The legislature is considering getting a little lighter – in a few years. The House recessed until January this week, but not before taking up controversial legislation that would begin the lengthy process of amending the state Constitution by reducing the size of the General Assembly.
Any change to the state Constitution requires that both chambers pass an identical proposal in two consecutive legislative sessions. The proposal must then win the approval of voters.
The legislation, sponsored by Speaker Sam Smith (R-Jefferson) proposes to cut the House from 203 to 153 members and the Senate from 50 to 38. Both measures passed by margins of 148-50 and 150-48, respectively.
Smith said that a smaller legislature would lead to more common ground, while opponents fear cutting numbers would disenfranchise their constituents.  Some Democrats said the move would result in the state’s metropolitan areas becoming under-represented, while some Republicans in rural areas say cutting representatives and expanding their districts will make it more difficult to remain in regular contact with constituents.
“We may not always agree, but I believe that we will do a better job if there is a smaller number of us, because we will have a better understanding of what the other person’s problems are or what their constituents’ views are,” Smith said.
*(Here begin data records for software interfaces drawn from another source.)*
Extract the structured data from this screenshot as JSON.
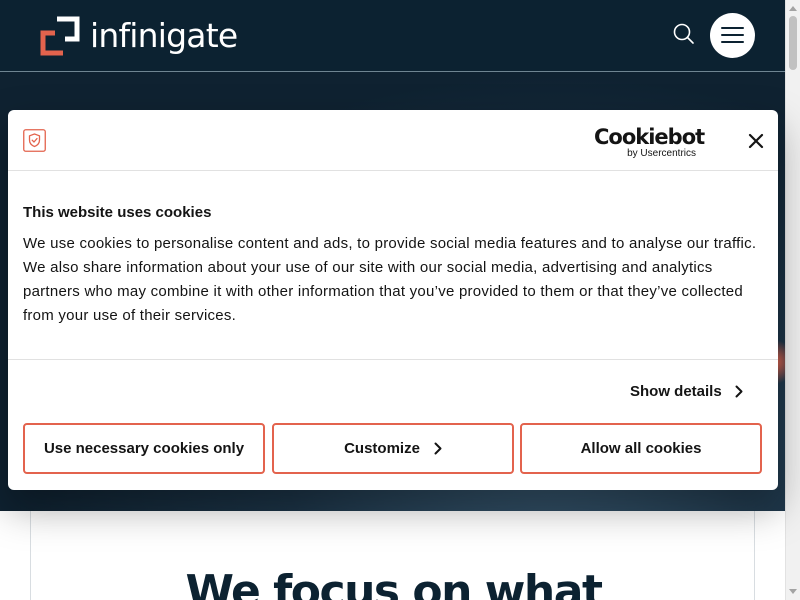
{
  "header": {
    "logo_text": "infinigate",
    "brand_color": "#e3634d",
    "background": "#0c2231"
  },
  "page": {
    "headline": "We focus on what"
  },
  "cookie_dialog": {
    "cookiebot_word": "Cookiebot",
    "cookiebot_sub": "by Usercentrics",
    "title": "This website uses cookies",
    "body": "We use cookies to personalise content and ads, to provide social media features and to analyse our traffic. We also share information about your use of our site with our social media, advertising and analytics partners who may combine it with other information that you’ve provided to them or that they’ve collected from your use of their services.",
    "show_details_label": "Show details",
    "buttons": {
      "necessary": "Use necessary cookies only",
      "customize": "Customize",
      "allow_all": "Allow all cookies"
    },
    "button_border_color": "#e3634d"
  },
  "icons": {
    "search": "search-icon",
    "menu": "hamburger-menu-icon",
    "close": "close-icon",
    "shield": "shield-icon",
    "chevron": "chevron-right-icon"
  }
}
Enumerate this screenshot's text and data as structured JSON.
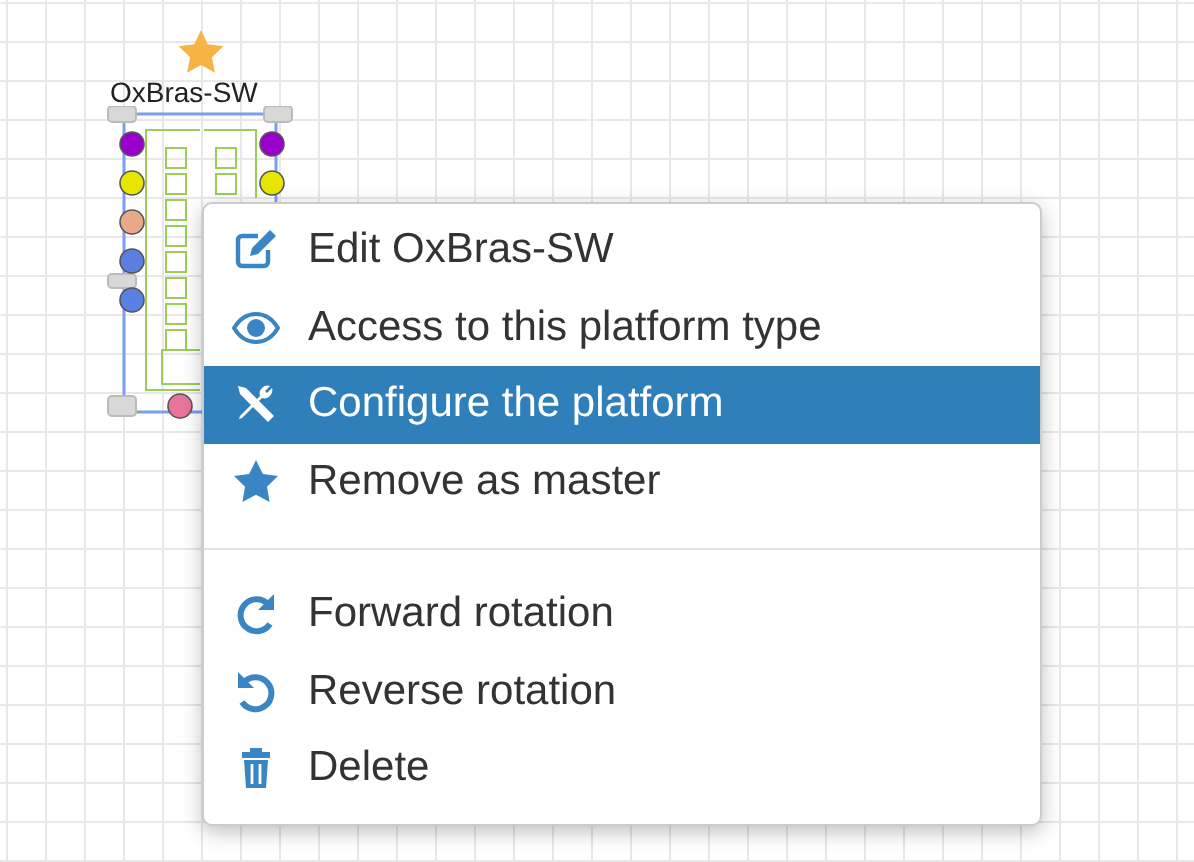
{
  "canvas": {
    "node": {
      "label": "OxBras-SW",
      "master": true,
      "selected": true,
      "left_ports": [
        {
          "color": "#9900cc"
        },
        {
          "color": "#e6e600"
        },
        {
          "color": "#e8a88a"
        },
        {
          "color": "#5b7fe0"
        },
        {
          "color": "#5b7fe0"
        }
      ],
      "right_ports": [
        {
          "color": "#9900cc"
        },
        {
          "color": "#e6e600"
        }
      ],
      "bottom_ports": [
        {
          "color": "#e8749a"
        }
      ]
    }
  },
  "context_menu": {
    "sections": [
      [
        {
          "kind": "edit",
          "label": "Edit OxBras-SW",
          "selected": false
        },
        {
          "kind": "view",
          "label": "Access to this platform type",
          "selected": false
        },
        {
          "kind": "configure",
          "label": "Configure the platform",
          "selected": true
        },
        {
          "kind": "master",
          "label": "Remove as master",
          "selected": false
        }
      ],
      [
        {
          "kind": "forward",
          "label": "Forward rotation",
          "selected": false
        },
        {
          "kind": "reverse",
          "label": "Reverse rotation",
          "selected": false
        },
        {
          "kind": "delete",
          "label": "Delete",
          "selected": false
        }
      ]
    ]
  }
}
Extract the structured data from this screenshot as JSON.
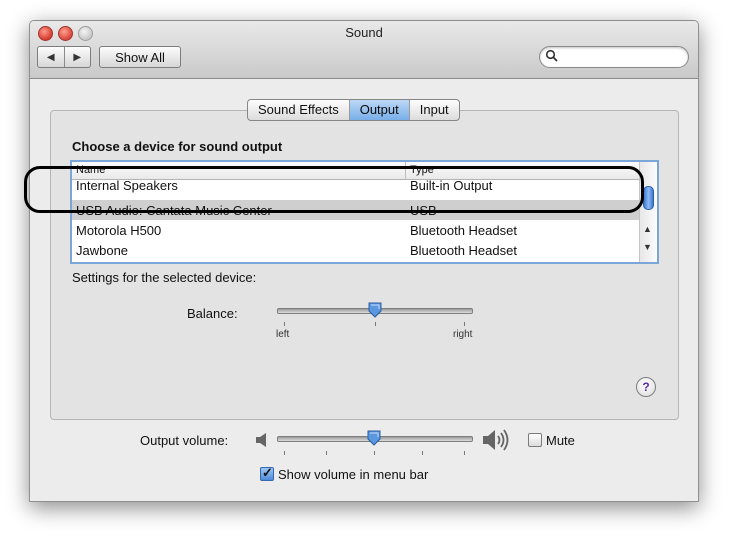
{
  "window": {
    "title": "Sound",
    "nav": {
      "back": "◀",
      "forward": "▶"
    },
    "show_all": "Show All",
    "search": {
      "value": "",
      "placeholder": ""
    }
  },
  "tabs": [
    {
      "label": "Sound Effects",
      "selected": false
    },
    {
      "label": "Output",
      "selected": true
    },
    {
      "label": "Input",
      "selected": false
    }
  ],
  "output": {
    "heading": "Choose a device for sound output",
    "columns": {
      "name": "Name",
      "type": "Type"
    },
    "devices": [
      {
        "name": "Internal Speakers",
        "type": "Built-in Output",
        "selected": false
      },
      {
        "name": "USB Audio: Cantata Music Center",
        "type": "USB",
        "selected": true
      },
      {
        "name": "Motorola H500",
        "type": "Bluetooth Headset",
        "selected": false
      },
      {
        "name": "Jawbone",
        "type": "Bluetooth Headset",
        "selected": false
      }
    ],
    "settings_label": "Settings for the selected device:",
    "balance": {
      "label": "Balance:",
      "left": "left",
      "right": "right",
      "value_fraction": 0.5
    },
    "help": "?"
  },
  "volume": {
    "label": "Output volume:",
    "value_fraction": 0.5,
    "mute_label": "Mute",
    "mute_checked": false,
    "show_in_menu_bar_label": "Show volume in menu bar",
    "show_in_menu_bar_checked": true
  },
  "colors": {
    "selection_blue": "#78aee8",
    "row_selected": "#cfcfcf",
    "table_border": "#7aa6d8"
  }
}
Similar legislation has been introduced in the Senate, but the overall numbers are different. Senate Majority Leader Dominic Pileggi (R-Delaware) has said that the Senate will discuss the issue when it returns in January and that he believes any differences in numbers can be resolved.